  • Community Caching is a P2P community-interest-aware, distributed caching solution for structured (DHT-based) P2P systems. It alleviates the overhead due to isolating P2P communities and loss of content popularity due to aggregation of content from multiple communities.[4]


  1. ^ Jacob, Assaf M.; Zoe Argento (1 Sep 2010). "To Cache or Not to Cache – That is the Question; P2P 'System Caching' – The Copyright Dilemma". Whittier Law Review. 31: 421-. SSRN 1670289.
  2. ^ Sripanidkulchai, K. "The popularity of Gnutella queries and its implications on scalability". Retrieved 6 January 2012.
  3. ^ Klemm, A.; C. Lindemann; M. K. Vernon; O. P. Waldhorst (2004). Characterizing the query behavior in peer-to-peer file sharing systems (PDF). 4th ACM SIGCOMM Conf. on Internet Measurement.
  4. ^ a b c d Bandara, H. M. N. Dilum; A. P. Jayasumana (June 2011). Exploiting communities for enhancing lookup performance in structured P2P systems. IEEE Int. Conf. on Communications (ICC '11). doi:10.1109/icc.2011.5962882.
  5. ^ "Archived copy". Archived from the original on 2010-06-09. Retrieved 2010-05-23.CS1 maint: archived copy as title (link)
  6. ^ U.S Patent Number 7,203,741 B2
  7. ^ Cisco. "Approaching the Zettabyte Era". Cisco. Retrieved 6 January 2012.
  8. ^ Cisco. "Cisco Visual Networking Index: Forecast and Methodology, 2016–2021". Cisco. Retrieved 17 August 2018.

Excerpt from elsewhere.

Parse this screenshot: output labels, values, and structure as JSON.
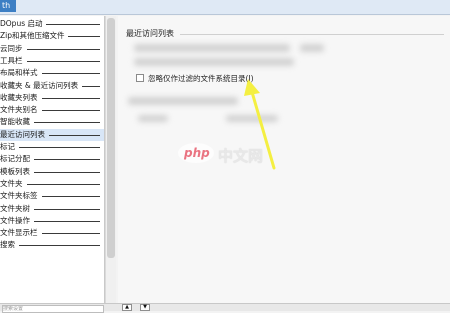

  9. ^ Gareth Tyson, Andreas Mauthe, Sebastian Kaune, Mu Mu and Thomas Plagemann. Corelli: A Peer-to-Peer Dynamic Replication Service for Supporting Latency-Dependent Content in Community Networks. "Archived copy" (PDF). Archived from the original (PDF) on 2015-06-18. Retrieved 2012-04-26.CS1 maint: archived copy as title (link)